I was halfway hoping for a whoosh! of air or a rushing crowd to push me between two platforms but this was not a Harry Potter adventure. Finding our correct coche and seat was just as easy.
We had much more room and comfort than our airplane seats but the feeling was much too familiar. Thankfully the ride was fun and I forgot I was in a confined space again.
I liked the rhythm of the ride and the sights we enjoyed during our 3.5 hour train ride. The only part that was uncomfortable was when the train went through the numerous tunnels and the pressure changed rapidly. Even the travel toilets were nice.
The experience of getting back to Madrid by bus at the end of the trip was quite enjoyable. I don’t have any pictures but if I had taken one of myself all you would have seen were my huge eyeballs.
Catching the bus was a bit hard because there were about five buses at the tiny station when mine should have arrived. There were some other Spanish pilgrims that helped me (thank goodness!).
A quote from my trail journal regarding my bus trip:
My eyes were as big as platters while [the driver] cut thru the construction zones and tiny streets of Najera. I think my stomach and anus have unclenched.
Once I reached the highways and countryside I relaxed, but every small town sidestreet we maneuvered was a miracle. I was truly amazed at his driving.
We also a enjoyed English and Spanish pop music, including this one: https://www.youtube.com/watch?v=aC9Uz7x7pXM&feature=youtube_gdata_player
When I returned from my trip, I asked what types of blogs you have liked in the past or would like to see in the future. So this is what is coming up!
I am currently drafting (weird for me) a blog mini-series in which I categorically break down my adventures in Spain.
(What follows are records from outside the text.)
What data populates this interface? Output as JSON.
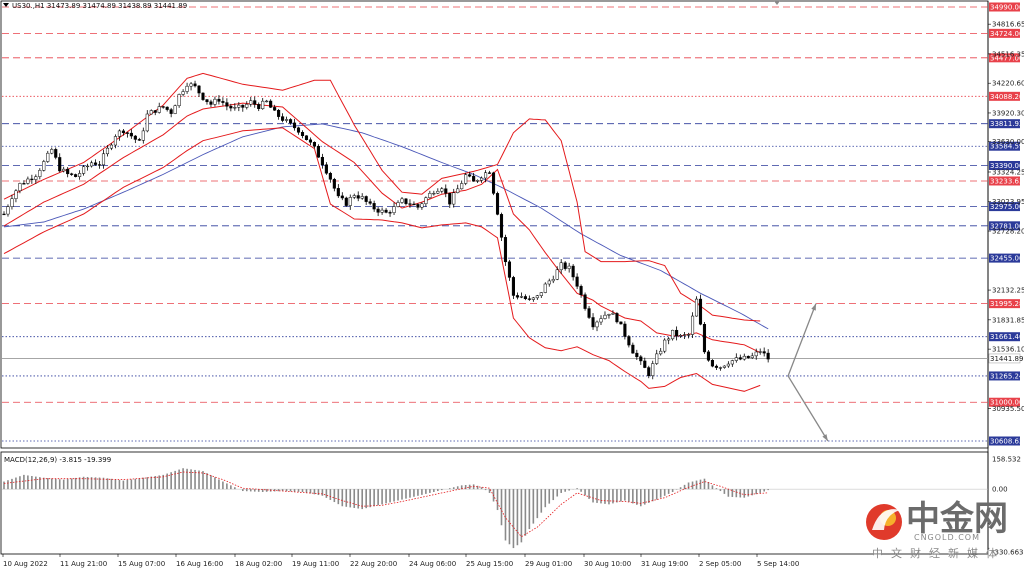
{
  "chart_data": [
    {
      "type": "candlestick",
      "symbol_header": "US30.,H1  31473.89 31474.89 31438.89 31441.89",
      "y_ticks": [
        "34816.65",
        "34516.35",
        "34220.60",
        "33920.30",
        "33630.00",
        "33324.25",
        "33023.95",
        "32728.20",
        "32132.25",
        "31831.85",
        "31536.10",
        "30935.50"
      ],
      "x_labels": [
        "10 Aug 2022",
        "11 Aug 21:00",
        "15 Aug 07:00",
        "16 Aug 16:00",
        "18 Aug 02:00",
        "19 Aug 11:00",
        "22 Aug 20:00",
        "24 Aug 06:00",
        "25 Aug 15:00",
        "29 Aug 01:00",
        "30 Aug 10:00",
        "31 Aug 19:00",
        "2 Sep 05:00",
        "5 Sep 14:00"
      ],
      "horizontal_levels": [
        {
          "value": 34990.0,
          "label": "34990.00",
          "color": "#e8414a",
          "style": "dashed",
          "labeled": true
        },
        {
          "value": 34724.0,
          "label": "34724.00",
          "color": "#e8414a",
          "style": "dashed",
          "labeled": true
        },
        {
          "value": 34477.0,
          "label": "34477.00",
          "color": "#e8414a",
          "style": "dashed",
          "labeled": true
        },
        {
          "value": 34088.2,
          "label": "34088.20",
          "color": "#e8414a",
          "style": "dotted",
          "labeled": true
        },
        {
          "value": 33811.92,
          "label": "33811.92",
          "color": "#2b3a9a",
          "style": "dashed",
          "labeled": true
        },
        {
          "value": 33584.59,
          "label": "33584.59",
          "color": "#2b3a9a",
          "style": "dotted",
          "labeled": true
        },
        {
          "value": 33390.0,
          "label": "33390.00",
          "color": "#2b3a9a",
          "style": "dashed",
          "labeled": true
        },
        {
          "value": 33233.63,
          "label": "33233.63",
          "color": "#e8414a",
          "style": "dashed",
          "labeled": true
        },
        {
          "value": 32975.0,
          "label": "32975.00",
          "color": "#2b3a9a",
          "style": "dashed",
          "labeled": true
        },
        {
          "value": 32781.0,
          "label": "32781.00",
          "color": "#2b3a9a",
          "style": "dashed",
          "labeled": true
        },
        {
          "value": 32455.0,
          "label": "32455.00",
          "color": "#2b3a9a",
          "style": "dashed",
          "labeled": true
        },
        {
          "value": 31995.28,
          "label": "31995.28",
          "color": "#e8414a",
          "style": "dashed",
          "labeled": true
        },
        {
          "value": 31661.46,
          "label": "31661.46",
          "color": "#2b3a9a",
          "style": "dotted",
          "labeled": true
        },
        {
          "value": 31441.89,
          "label": "31441.89",
          "color": "#999999",
          "style": "solid",
          "labeled": false
        },
        {
          "value": 31265.24,
          "label": "31265.24",
          "color": "#2b3a9a",
          "style": "dotted",
          "labeled": true
        },
        {
          "value": 31000.0,
          "label": "31000.00",
          "color": "#e8414a",
          "style": "dashed",
          "labeled": true
        },
        {
          "value": 30608.62,
          "label": "30608.62",
          "color": "#2b3a9a",
          "style": "dotted",
          "labeled": true
        }
      ],
      "current_price": "31441.89",
      "close_path": [
        [
          0,
          32900
        ],
        [
          2,
          33080
        ],
        [
          4,
          33200
        ],
        [
          6,
          33250
        ],
        [
          8,
          33300
        ],
        [
          10,
          33420
        ],
        [
          12,
          33550
        ],
        [
          14,
          33360
        ],
        [
          16,
          33300
        ],
        [
          18,
          33280
        ],
        [
          20,
          33350
        ],
        [
          22,
          33420
        ],
        [
          24,
          33410
        ],
        [
          26,
          33550
        ],
        [
          28,
          33700
        ],
        [
          30,
          33750
        ],
        [
          32,
          33690
        ],
        [
          34,
          33620
        ],
        [
          36,
          33900
        ],
        [
          38,
          33950
        ],
        [
          40,
          33980
        ],
        [
          42,
          33930
        ],
        [
          44,
          34100
        ],
        [
          46,
          34220
        ],
        [
          48,
          34180
        ],
        [
          50,
          34080
        ],
        [
          52,
          34010
        ],
        [
          54,
          34060
        ],
        [
          56,
          33990
        ],
        [
          58,
          33960
        ],
        [
          60,
          33980
        ],
        [
          62,
          34030
        ],
        [
          64,
          33990
        ],
        [
          66,
          34030
        ],
        [
          68,
          33920
        ],
        [
          70,
          33860
        ],
        [
          72,
          33800
        ],
        [
          74,
          33750
        ],
        [
          76,
          33660
        ],
        [
          78,
          33560
        ],
        [
          80,
          33420
        ],
        [
          82,
          33260
        ],
        [
          84,
          33060
        ],
        [
          86,
          33010
        ],
        [
          88,
          33100
        ],
        [
          90,
          33060
        ],
        [
          92,
          32980
        ],
        [
          94,
          32940
        ],
        [
          96,
          32910
        ],
        [
          98,
          32960
        ],
        [
          100,
          33030
        ],
        [
          102,
          33010
        ],
        [
          104,
          32970
        ],
        [
          106,
          33060
        ],
        [
          108,
          33140
        ],
        [
          110,
          33180
        ],
        [
          112,
          33020
        ],
        [
          114,
          33150
        ],
        [
          116,
          33290
        ],
        [
          118,
          33220
        ],
        [
          120,
          33290
        ],
        [
          122,
          33340
        ],
        [
          124,
          32920
        ],
        [
          126,
          32420
        ],
        [
          128,
          32080
        ],
        [
          130,
          32070
        ],
        [
          132,
          32020
        ],
        [
          134,
          32060
        ],
        [
          136,
          32180
        ],
        [
          138,
          32270
        ],
        [
          140,
          32380
        ],
        [
          142,
          32350
        ],
        [
          144,
          32190
        ],
        [
          146,
          31970
        ],
        [
          148,
          31790
        ],
        [
          150,
          31860
        ],
        [
          152,
          31910
        ],
        [
          154,
          31840
        ],
        [
          156,
          31680
        ],
        [
          158,
          31520
        ],
        [
          160,
          31390
        ],
        [
          162,
          31290
        ],
        [
          164,
          31460
        ],
        [
          166,
          31610
        ],
        [
          168,
          31700
        ],
        [
          170,
          31660
        ],
        [
          172,
          31680
        ],
        [
          174,
          32030
        ],
        [
          176,
          31510
        ],
        [
          178,
          31380
        ],
        [
          180,
          31360
        ],
        [
          182,
          31410
        ],
        [
          184,
          31430
        ],
        [
          186,
          31440
        ],
        [
          188,
          31460
        ],
        [
          190,
          31520
        ],
        [
          192,
          31441.89
        ]
      ],
      "ma_blue_path": [
        [
          0,
          32770
        ],
        [
          10,
          32820
        ],
        [
          20,
          32950
        ],
        [
          30,
          33120
        ],
        [
          40,
          33300
        ],
        [
          50,
          33500
        ],
        [
          60,
          33680
        ],
        [
          70,
          33780
        ],
        [
          80,
          33810
        ],
        [
          90,
          33720
        ],
        [
          100,
          33580
        ],
        [
          110,
          33420
        ],
        [
          118,
          33300
        ],
        [
          125,
          33170
        ],
        [
          135,
          32960
        ],
        [
          145,
          32700
        ],
        [
          155,
          32480
        ],
        [
          165,
          32330
        ],
        [
          175,
          32100
        ],
        [
          185,
          31900
        ],
        [
          192,
          31740
        ]
      ],
      "bb_upper_path": [
        [
          0,
          33050
        ],
        [
          10,
          33250
        ],
        [
          20,
          33420
        ],
        [
          30,
          33700
        ],
        [
          40,
          34000
        ],
        [
          46,
          34270
        ],
        [
          50,
          34320
        ],
        [
          60,
          34210
        ],
        [
          70,
          34150
        ],
        [
          78,
          34250
        ],
        [
          82,
          34250
        ],
        [
          88,
          33800
        ],
        [
          95,
          33340
        ],
        [
          100,
          33120
        ],
        [
          105,
          33100
        ],
        [
          110,
          33260
        ],
        [
          118,
          33330
        ],
        [
          124,
          33400
        ],
        [
          128,
          33720
        ],
        [
          132,
          33860
        ],
        [
          136,
          33850
        ],
        [
          140,
          33640
        ],
        [
          144,
          33020
        ],
        [
          146,
          32520
        ],
        [
          150,
          32420
        ],
        [
          156,
          32420
        ],
        [
          162,
          32430
        ],
        [
          166,
          32380
        ],
        [
          170,
          32100
        ],
        [
          174,
          32000
        ],
        [
          178,
          31880
        ],
        [
          186,
          31830
        ],
        [
          190,
          31820
        ]
      ],
      "bb_middle_path": [
        [
          0,
          32780
        ],
        [
          10,
          33020
        ],
        [
          20,
          33200
        ],
        [
          30,
          33470
        ],
        [
          40,
          33700
        ],
        [
          46,
          33890
        ],
        [
          50,
          33960
        ],
        [
          60,
          34020
        ],
        [
          70,
          33980
        ],
        [
          80,
          33630
        ],
        [
          88,
          33420
        ],
        [
          95,
          33110
        ],
        [
          100,
          32960
        ],
        [
          105,
          33020
        ],
        [
          110,
          33100
        ],
        [
          116,
          33140
        ],
        [
          120,
          33200
        ],
        [
          124,
          33350
        ],
        [
          128,
          32900
        ],
        [
          132,
          32740
        ],
        [
          136,
          32510
        ],
        [
          140,
          32300
        ],
        [
          144,
          32100
        ],
        [
          148,
          32030
        ],
        [
          150,
          31970
        ],
        [
          156,
          31850
        ],
        [
          160,
          31820
        ],
        [
          164,
          31700
        ],
        [
          168,
          31670
        ],
        [
          170,
          31670
        ],
        [
          174,
          31700
        ],
        [
          178,
          31630
        ],
        [
          186,
          31580
        ],
        [
          190,
          31500
        ]
      ],
      "bb_lower_path": [
        [
          0,
          32500
        ],
        [
          10,
          32720
        ],
        [
          20,
          32900
        ],
        [
          30,
          33170
        ],
        [
          40,
          33370
        ],
        [
          46,
          33540
        ],
        [
          50,
          33640
        ],
        [
          60,
          33740
        ],
        [
          70,
          33770
        ],
        [
          78,
          33560
        ],
        [
          82,
          33000
        ],
        [
          88,
          32850
        ],
        [
          95,
          32840
        ],
        [
          100,
          32810
        ],
        [
          105,
          32760
        ],
        [
          110,
          32790
        ],
        [
          116,
          32810
        ],
        [
          120,
          32770
        ],
        [
          124,
          32660
        ],
        [
          128,
          31850
        ],
        [
          132,
          31650
        ],
        [
          136,
          31550
        ],
        [
          140,
          31520
        ],
        [
          144,
          31560
        ],
        [
          148,
          31480
        ],
        [
          152,
          31420
        ],
        [
          156,
          31310
        ],
        [
          160,
          31210
        ],
        [
          162,
          31140
        ],
        [
          166,
          31160
        ],
        [
          170,
          31250
        ],
        [
          174,
          31290
        ],
        [
          178,
          31180
        ],
        [
          186,
          31110
        ],
        [
          190,
          31170
        ]
      ],
      "projection_arrows": [
        {
          "from_x": 197,
          "from_y": 31265.24,
          "to_x": 204,
          "to_y": 31995.28,
          "color": "#888888"
        },
        {
          "from_x": 197,
          "from_y": 31265.24,
          "to_x": 207,
          "to_y": 30608.62,
          "color": "#888888"
        }
      ]
    },
    {
      "type": "histogram",
      "title": "MACD(12,26,9) -3.815 -19.399",
      "y_ticks": [
        "158.532",
        "0.00",
        "-330.663"
      ],
      "ylim": [
        -330.663,
        158.532
      ],
      "histogram_path": [
        [
          0,
          40
        ],
        [
          5,
          75
        ],
        [
          10,
          60
        ],
        [
          15,
          50
        ],
        [
          20,
          65
        ],
        [
          25,
          60
        ],
        [
          30,
          45
        ],
        [
          35,
          60
        ],
        [
          40,
          75
        ],
        [
          45,
          110
        ],
        [
          50,
          95
        ],
        [
          55,
          40
        ],
        [
          60,
          -10
        ],
        [
          65,
          -15
        ],
        [
          70,
          -10
        ],
        [
          75,
          -15
        ],
        [
          80,
          -35
        ],
        [
          85,
          -90
        ],
        [
          90,
          -105
        ],
        [
          95,
          -80
        ],
        [
          100,
          -55
        ],
        [
          105,
          -30
        ],
        [
          110,
          -5
        ],
        [
          115,
          20
        ],
        [
          118,
          25
        ],
        [
          120,
          10
        ],
        [
          122,
          -20
        ],
        [
          124,
          -110
        ],
        [
          126,
          -270
        ],
        [
          128,
          -310
        ],
        [
          130,
          -280
        ],
        [
          132,
          -210
        ],
        [
          136,
          -95
        ],
        [
          140,
          -20
        ],
        [
          144,
          5
        ],
        [
          148,
          -70
        ],
        [
          152,
          -80
        ],
        [
          156,
          -60
        ],
        [
          160,
          -90
        ],
        [
          164,
          -55
        ],
        [
          168,
          -15
        ],
        [
          172,
          35
        ],
        [
          176,
          55
        ],
        [
          178,
          20
        ],
        [
          182,
          -40
        ],
        [
          186,
          -45
        ],
        [
          190,
          -20
        ],
        [
          192,
          -5
        ]
      ],
      "signal_path": [
        [
          0,
          30
        ],
        [
          10,
          55
        ],
        [
          20,
          55
        ],
        [
          30,
          50
        ],
        [
          40,
          65
        ],
        [
          45,
          90
        ],
        [
          50,
          85
        ],
        [
          55,
          50
        ],
        [
          60,
          5
        ],
        [
          70,
          -10
        ],
        [
          80,
          -25
        ],
        [
          85,
          -60
        ],
        [
          90,
          -90
        ],
        [
          95,
          -85
        ],
        [
          100,
          -65
        ],
        [
          110,
          -20
        ],
        [
          118,
          15
        ],
        [
          122,
          5
        ],
        [
          126,
          -150
        ],
        [
          130,
          -250
        ],
        [
          134,
          -200
        ],
        [
          140,
          -80
        ],
        [
          144,
          -20
        ],
        [
          150,
          -60
        ],
        [
          156,
          -65
        ],
        [
          160,
          -75
        ],
        [
          166,
          -45
        ],
        [
          172,
          10
        ],
        [
          176,
          40
        ],
        [
          180,
          15
        ],
        [
          186,
          -30
        ],
        [
          192,
          -19
        ]
      ]
    }
  ],
  "watermark": {
    "brand_cn": "中金网",
    "url": "CNGOLD.COM",
    "sub_cn": "中文财经新媒体"
  }
}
Brief though it may have been, I tried to soak up the culture and every scrap of food during my stay.
Currently, my mini-series consists of one introductory blog and eight blogs of content.
If, while writing, I find they are too long for the reader of average interest I will break it into better bitesize installments.
More about food
And more…. (probably about food)